TASK STATEMENT: Identify all lines of the data containing the string "title" and copy them.
--- --- ---
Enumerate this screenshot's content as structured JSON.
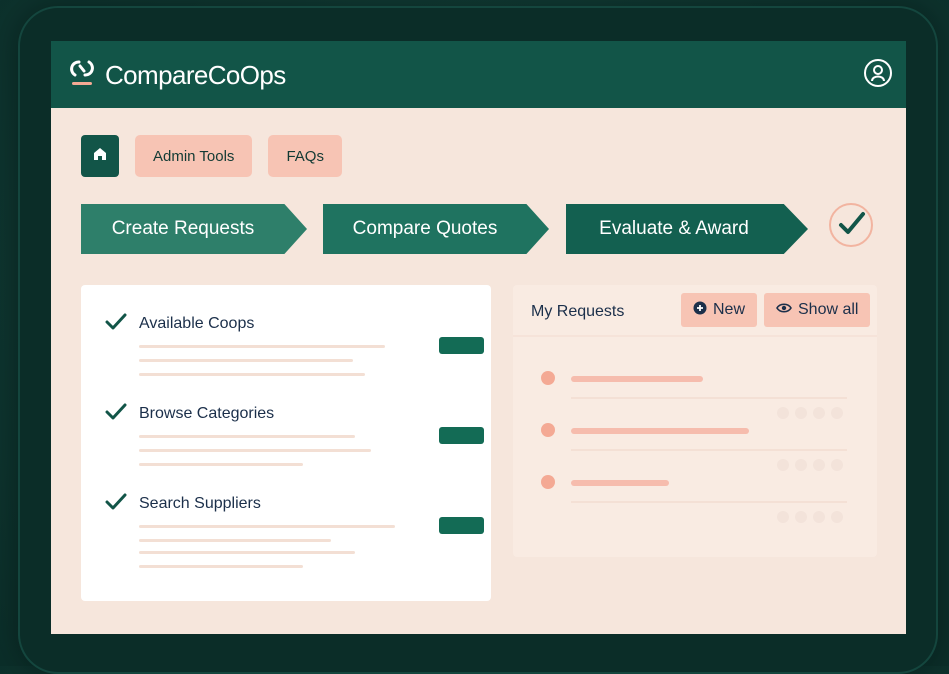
{
  "app": {
    "name": "CompareCoOps"
  },
  "icons": {
    "logo": "link-logo-icon",
    "profile": "user-profile-icon",
    "home": "home-icon",
    "check": "check-icon",
    "new": "plus-circle-icon",
    "show_all": "eye-icon"
  },
  "colors": {
    "primary": "#125548",
    "accent": "#f7c4b4",
    "background": "#f6e6dc"
  },
  "nav": {
    "admin_tools": "Admin Tools",
    "faqs": "FAQs"
  },
  "steps": [
    {
      "label": "Create Requests",
      "color": "#2e7f6a"
    },
    {
      "label": "Compare Quotes",
      "color": "#1f7360"
    },
    {
      "label": "Evaluate & Award",
      "color": "#136050"
    }
  ],
  "tasks": [
    {
      "title": "Available Coops"
    },
    {
      "title": "Browse Categories"
    },
    {
      "title": "Search Suppliers"
    }
  ],
  "requests": {
    "title": "My Requests",
    "new_label": "New",
    "show_all_label": "Show all"
  }
}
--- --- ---
COMPLETED TASK:
      "title": "Available Coops"
      "title": "Browse Categories"
      "title": "Search Suppliers"
    "title": "My Requests",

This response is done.